He chooses not to do that. Instead, he advocates for ‘solutions’ which preserve the economic advantage of the Western lifestyle above any criticism that it is physically and practically beyond salvage.
We need seeds, not solenoids; plots not vats; gardens, not economic globalism. Above all we need land rights, and access to land, to disengage from the global economic system that is the root of human exploitation and ecological destruction. For a catchy soundbite to encompass that, let’s say, “we need to rewild the people alongside all the other animals”.
As I have reviewed here: George Monbiot’s representation of ecological issues in the media has become increasingly narrow; biased towards the perpetuation of affluence and establishment power; and as a result, he is apparently twisting, misquoting, or stating incomplete information, in order to maintain that position. What he promotes is an ‘extreme centrism’, which, through highly questionable technocratic schemes, seeks to preserve the entitlements of affluence against the inevitable crash of that lifestyle.
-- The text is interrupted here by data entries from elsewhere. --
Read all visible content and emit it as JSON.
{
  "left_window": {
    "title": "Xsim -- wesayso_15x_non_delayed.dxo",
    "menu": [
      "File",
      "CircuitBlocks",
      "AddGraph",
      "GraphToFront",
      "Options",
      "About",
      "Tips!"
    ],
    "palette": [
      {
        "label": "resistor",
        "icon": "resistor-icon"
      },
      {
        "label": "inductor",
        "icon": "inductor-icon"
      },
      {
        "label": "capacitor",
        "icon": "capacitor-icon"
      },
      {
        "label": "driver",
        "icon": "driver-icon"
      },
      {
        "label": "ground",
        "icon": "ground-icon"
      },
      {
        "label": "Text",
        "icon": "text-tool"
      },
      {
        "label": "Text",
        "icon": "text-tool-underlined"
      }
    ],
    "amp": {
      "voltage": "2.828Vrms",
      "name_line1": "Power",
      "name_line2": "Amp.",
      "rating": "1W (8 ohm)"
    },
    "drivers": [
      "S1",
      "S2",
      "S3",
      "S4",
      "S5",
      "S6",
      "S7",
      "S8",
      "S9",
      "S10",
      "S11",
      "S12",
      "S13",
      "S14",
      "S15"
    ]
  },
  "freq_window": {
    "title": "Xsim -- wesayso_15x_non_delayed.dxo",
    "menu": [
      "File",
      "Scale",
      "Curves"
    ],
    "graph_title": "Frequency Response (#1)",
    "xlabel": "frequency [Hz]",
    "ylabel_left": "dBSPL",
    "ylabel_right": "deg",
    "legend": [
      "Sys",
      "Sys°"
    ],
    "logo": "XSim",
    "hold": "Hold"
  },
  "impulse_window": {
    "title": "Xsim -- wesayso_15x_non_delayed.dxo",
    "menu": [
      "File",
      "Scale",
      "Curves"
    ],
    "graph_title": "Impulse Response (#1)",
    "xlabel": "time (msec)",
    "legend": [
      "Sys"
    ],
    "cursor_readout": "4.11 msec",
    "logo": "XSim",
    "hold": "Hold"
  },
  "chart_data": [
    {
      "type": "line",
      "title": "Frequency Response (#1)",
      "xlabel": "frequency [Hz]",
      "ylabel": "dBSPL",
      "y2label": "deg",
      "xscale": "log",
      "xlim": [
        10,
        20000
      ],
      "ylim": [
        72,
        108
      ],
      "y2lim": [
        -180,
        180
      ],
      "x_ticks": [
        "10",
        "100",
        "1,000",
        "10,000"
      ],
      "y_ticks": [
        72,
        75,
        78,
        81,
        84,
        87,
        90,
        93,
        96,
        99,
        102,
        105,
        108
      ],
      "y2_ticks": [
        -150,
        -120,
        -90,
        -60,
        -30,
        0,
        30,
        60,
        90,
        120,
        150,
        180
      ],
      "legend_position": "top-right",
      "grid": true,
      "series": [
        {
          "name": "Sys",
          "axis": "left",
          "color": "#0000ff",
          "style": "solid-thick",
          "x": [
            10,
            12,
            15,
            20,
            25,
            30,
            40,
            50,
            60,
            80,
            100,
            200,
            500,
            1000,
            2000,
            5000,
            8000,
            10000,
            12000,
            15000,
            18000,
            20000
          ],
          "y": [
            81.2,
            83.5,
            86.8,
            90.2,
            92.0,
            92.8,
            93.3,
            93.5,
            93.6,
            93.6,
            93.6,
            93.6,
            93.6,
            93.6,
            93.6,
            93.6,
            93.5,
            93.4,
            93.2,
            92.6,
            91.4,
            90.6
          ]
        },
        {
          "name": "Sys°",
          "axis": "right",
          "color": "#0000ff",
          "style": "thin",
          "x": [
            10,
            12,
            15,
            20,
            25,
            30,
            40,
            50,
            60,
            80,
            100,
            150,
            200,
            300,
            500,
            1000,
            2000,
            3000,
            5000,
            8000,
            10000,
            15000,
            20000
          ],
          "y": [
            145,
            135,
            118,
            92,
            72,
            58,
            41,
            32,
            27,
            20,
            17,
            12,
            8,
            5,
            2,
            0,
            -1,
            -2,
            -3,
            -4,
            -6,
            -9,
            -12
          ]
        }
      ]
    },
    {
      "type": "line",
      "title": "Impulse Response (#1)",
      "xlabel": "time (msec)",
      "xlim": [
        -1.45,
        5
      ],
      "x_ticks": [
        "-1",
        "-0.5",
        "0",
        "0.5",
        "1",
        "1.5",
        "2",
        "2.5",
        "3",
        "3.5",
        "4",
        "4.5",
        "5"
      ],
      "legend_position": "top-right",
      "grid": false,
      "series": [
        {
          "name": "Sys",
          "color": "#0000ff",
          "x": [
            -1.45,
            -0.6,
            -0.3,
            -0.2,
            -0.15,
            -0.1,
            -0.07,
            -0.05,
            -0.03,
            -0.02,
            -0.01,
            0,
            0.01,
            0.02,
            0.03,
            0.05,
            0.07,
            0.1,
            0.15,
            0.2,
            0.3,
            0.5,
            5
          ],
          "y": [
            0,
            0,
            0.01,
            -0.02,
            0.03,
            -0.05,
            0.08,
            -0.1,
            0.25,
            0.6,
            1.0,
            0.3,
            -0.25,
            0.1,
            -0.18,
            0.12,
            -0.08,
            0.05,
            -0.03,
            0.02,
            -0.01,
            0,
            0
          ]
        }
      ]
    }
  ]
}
As a result, he is sanitising ecological destruction and global inequality, to maintain the artificial lifestyle of the affluent minority who have benefited the most from industrialisation – which, in the end, is what has created the ecological crisis, and which must be curtailed to avert it.